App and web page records

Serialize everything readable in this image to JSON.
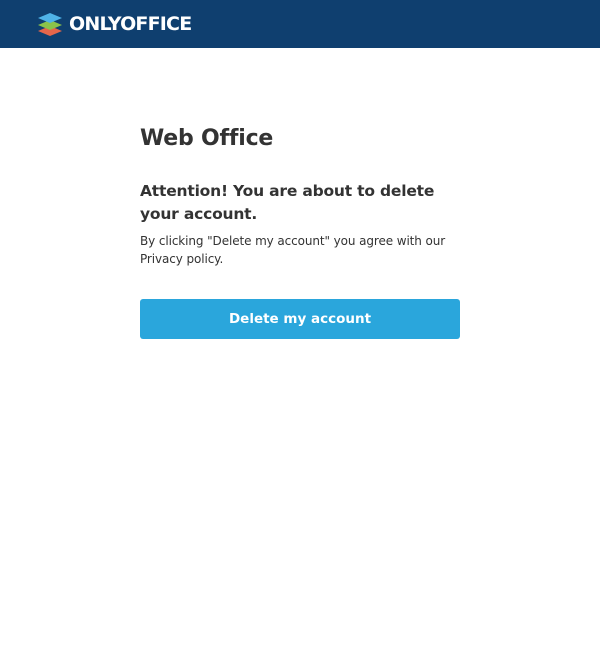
{
  "header": {
    "logo_text": "ONLYOFFICE",
    "logo_icon": "onlyoffice-layers-icon",
    "background_color": "#0f3f6f"
  },
  "main": {
    "title": "Web Office",
    "warning": "Attention! You are about to delete your account.",
    "consent_text": "By clicking \"Delete my account\" you agree with our Privacy policy.",
    "delete_button_label": "Delete my account",
    "button_color": "#2aa6dc"
  }
}
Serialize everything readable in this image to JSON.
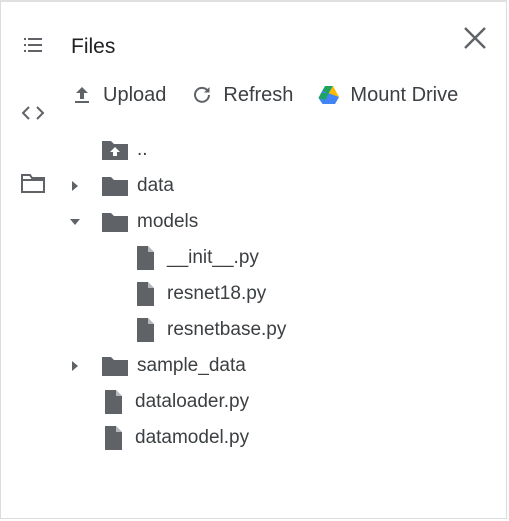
{
  "panel": {
    "title": "Files"
  },
  "toolbar": {
    "upload_label": "Upload",
    "refresh_label": "Refresh",
    "mount_label": "Mount Drive"
  },
  "tree": {
    "parent_label": "..",
    "items": [
      {
        "label": "data",
        "type": "folder",
        "state": "collapsed"
      },
      {
        "label": "models",
        "type": "folder",
        "state": "expanded"
      },
      {
        "label": "__init__.py",
        "type": "file"
      },
      {
        "label": "resnet18.py",
        "type": "file"
      },
      {
        "label": "resnetbase.py",
        "type": "file"
      },
      {
        "label": "sample_data",
        "type": "folder",
        "state": "collapsed"
      },
      {
        "label": "dataloader.py",
        "type": "file"
      },
      {
        "label": "datamodel.py",
        "type": "file"
      }
    ]
  },
  "icons": {
    "rail": [
      "list-icon",
      "code-icon",
      "folder-outline-icon"
    ],
    "close": "close-icon",
    "upload": "upload-icon",
    "refresh": "refresh-icon",
    "mount": "google-drive-icon"
  },
  "colors": {
    "icon_gray": "#5f6368",
    "folder_gray": "#5f6368",
    "text": "#3c4043",
    "drive_green": "#1ea362",
    "drive_yellow": "#ffba00",
    "drive_blue": "#4285f4"
  }
}
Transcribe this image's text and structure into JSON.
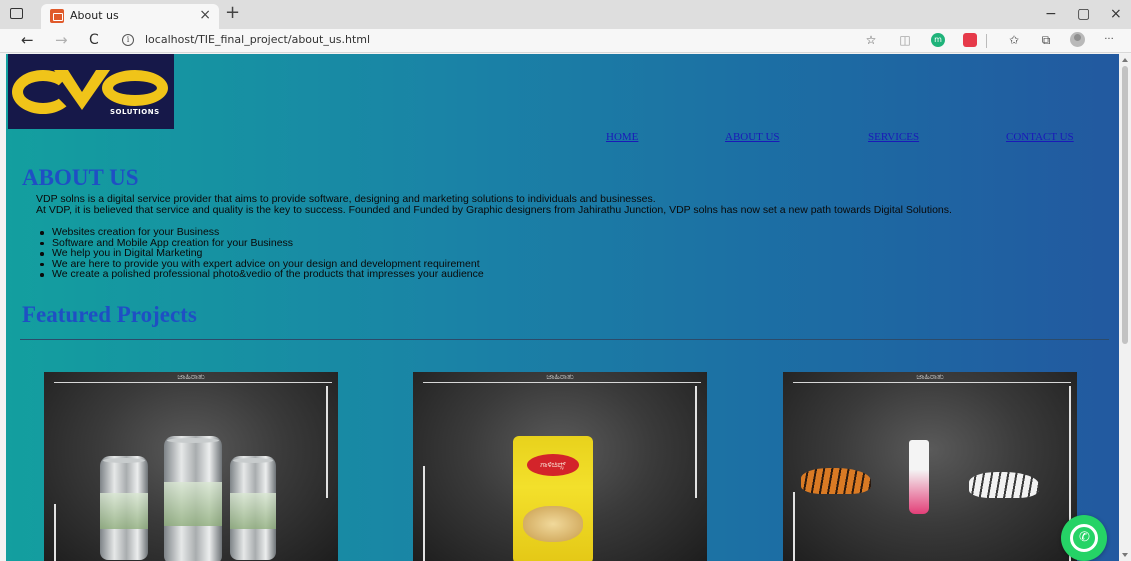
{
  "browser": {
    "tab_title": "About us",
    "tab_close": "×",
    "new_tab": "+",
    "url": "localhost/TIE_final_project/about_us.html",
    "window": {
      "minimize": "−",
      "maximize": "▢",
      "close": "×"
    },
    "nav": {
      "back": "←",
      "forward": "→",
      "refresh": "C",
      "info": "i"
    },
    "toolbar_icons": [
      "favorites-add-icon",
      "extension-icon",
      "extension-green-icon",
      "extension-red-icon",
      "favorites-icon",
      "collections-icon",
      "profile-icon",
      "more-icon"
    ],
    "more": "···"
  },
  "site": {
    "logo_text": "SOLUTIONS",
    "nav": [
      "HOME",
      "ABOUT US",
      "SERVICES",
      "CONTACT US"
    ],
    "about_title": "ABOUT US",
    "intro": [
      "VDP solns is a digital service provider that aims to provide software, designing and marketing solutions to individuals and businesses.",
      "At VDP, it is believed that service and quality is the key to success. Founded and Funded by Graphic designers from Jahirathu Junction, VDP solns has now set a new path towards Digital Solutions."
    ],
    "services": [
      "Websites creation for your Business",
      "Software and Mobile App creation for your Business",
      "We help you in Digital Marketing",
      "We are here to provide you with expert advice on your design and development requirement",
      "We create a polished professional photo&vedio of the products that impresses your audience"
    ],
    "featured_title": "Featured Projects",
    "projects": [
      {
        "label": "ಜಾಹಿರಾತು"
      },
      {
        "label": "ಜಾಹಿರಾತು",
        "product_text": "ಗಾಳಿಚಿಪ್ಸ್"
      },
      {
        "label": "ಜಾಹಿರಾತು"
      }
    ]
  },
  "colors": {
    "heading": "#1f4fc4",
    "nav_link": "#1a1ab8",
    "logo_bg": "#161849",
    "logo_gold": "#f0c419",
    "whatsapp": "#25d366"
  }
}
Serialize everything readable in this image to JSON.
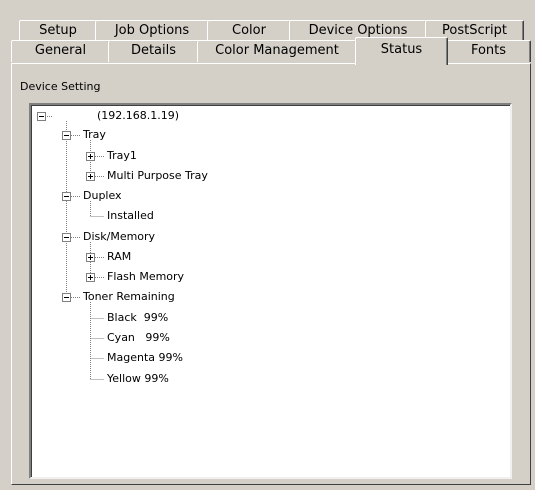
{
  "tabs": {
    "row1": [
      "Setup",
      "Job Options",
      "Color",
      "Device Options",
      "PostScript"
    ],
    "row2": [
      "General",
      "Details",
      "Color Management",
      "Status",
      "Fonts"
    ],
    "active": "Status"
  },
  "status": {
    "group_label": "Device Setting",
    "tree": {
      "root": "(192.168.1.19)",
      "tray": {
        "label": "Tray",
        "children": [
          "Tray1",
          "Multi Purpose Tray"
        ]
      },
      "duplex": {
        "label": "Duplex",
        "children": [
          "Installed"
        ]
      },
      "disk_memory": {
        "label": "Disk/Memory",
        "children": [
          "RAM",
          "Flash Memory"
        ]
      },
      "toner": {
        "label": "Toner Remaining",
        "children": [
          "Black  99%",
          "Cyan   99%",
          "Magenta 99%",
          "Yellow 99%"
        ]
      }
    }
  },
  "icons": {
    "expanded": "minus-box-icon",
    "collapsed": "plus-box-icon"
  }
}
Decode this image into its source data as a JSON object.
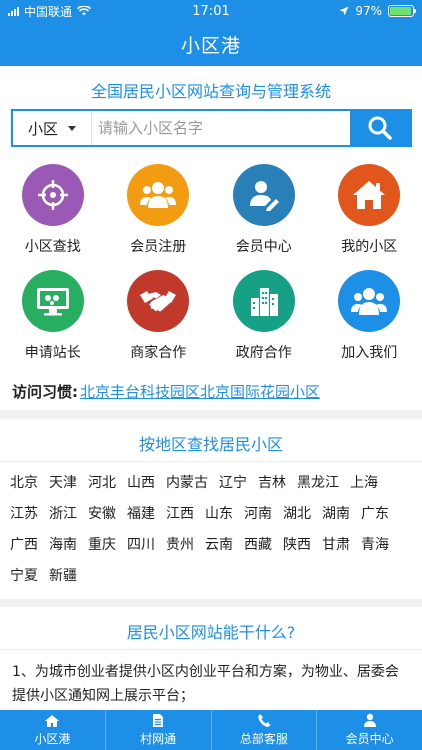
{
  "status": {
    "carrier": "中国联通",
    "time": "17:01",
    "battery": "97%",
    "battery_level": 0.97
  },
  "nav": {
    "title": "小区港"
  },
  "header": {
    "subtitle": "全国居民小区网站查询与管理系统"
  },
  "search": {
    "select_value": "小区",
    "placeholder": "请输入小区名字"
  },
  "grid": [
    {
      "label": "小区查找",
      "icon": "crosshair-icon",
      "color": "#9b59b6"
    },
    {
      "label": "会员注册",
      "icon": "users-icon",
      "color": "#f39c12"
    },
    {
      "label": "会员中心",
      "icon": "user-edit-icon",
      "color": "#2980b9"
    },
    {
      "label": "我的小区",
      "icon": "home-icon",
      "color": "#e0561b"
    },
    {
      "label": "申请站长",
      "icon": "monitor-icon",
      "color": "#27ae60"
    },
    {
      "label": "商家合作",
      "icon": "handshake-icon",
      "color": "#c0392b"
    },
    {
      "label": "政府合作",
      "icon": "buildings-icon",
      "color": "#16a085"
    },
    {
      "label": "加入我们",
      "icon": "group-icon",
      "color": "#1e8fe6"
    }
  ],
  "visit": {
    "label": "访问习惯:",
    "links": [
      "北京丰台科技园区",
      "北京国际花园小区"
    ]
  },
  "regions": {
    "title": "按地区查找居民小区",
    "items": [
      "北京",
      "天津",
      "河北",
      "山西",
      "内蒙古",
      "辽宁",
      "吉林",
      "黑龙江",
      "上海",
      "江苏",
      "浙江",
      "安徽",
      "福建",
      "江西",
      "山东",
      "河南",
      "湖北",
      "湖南",
      "广东",
      "广西",
      "海南",
      "重庆",
      "四川",
      "贵州",
      "云南",
      "西藏",
      "陕西",
      "甘肃",
      "青海",
      "宁夏",
      "新疆"
    ]
  },
  "about": {
    "title": "居民小区网站能干什么?",
    "text": "1、为城市创业者提供小区内创业平台和方案，为物业、居委会提供小区通知网上展示平台；"
  },
  "tabbar": [
    {
      "label": "小区港",
      "icon": "home-icon"
    },
    {
      "label": "村网通",
      "icon": "document-icon"
    },
    {
      "label": "总部客服",
      "icon": "phone-icon"
    },
    {
      "label": "会员中心",
      "icon": "user-icon"
    }
  ],
  "colors": {
    "primary": "#1e8fe6"
  }
}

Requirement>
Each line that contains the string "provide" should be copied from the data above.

Answer box>
      "VDP solns is a digital service provider that aims to provide software, designing and marketing solutions to individuals and businesses.",
      "We are here to provide you with expert advice on your design and development requirement",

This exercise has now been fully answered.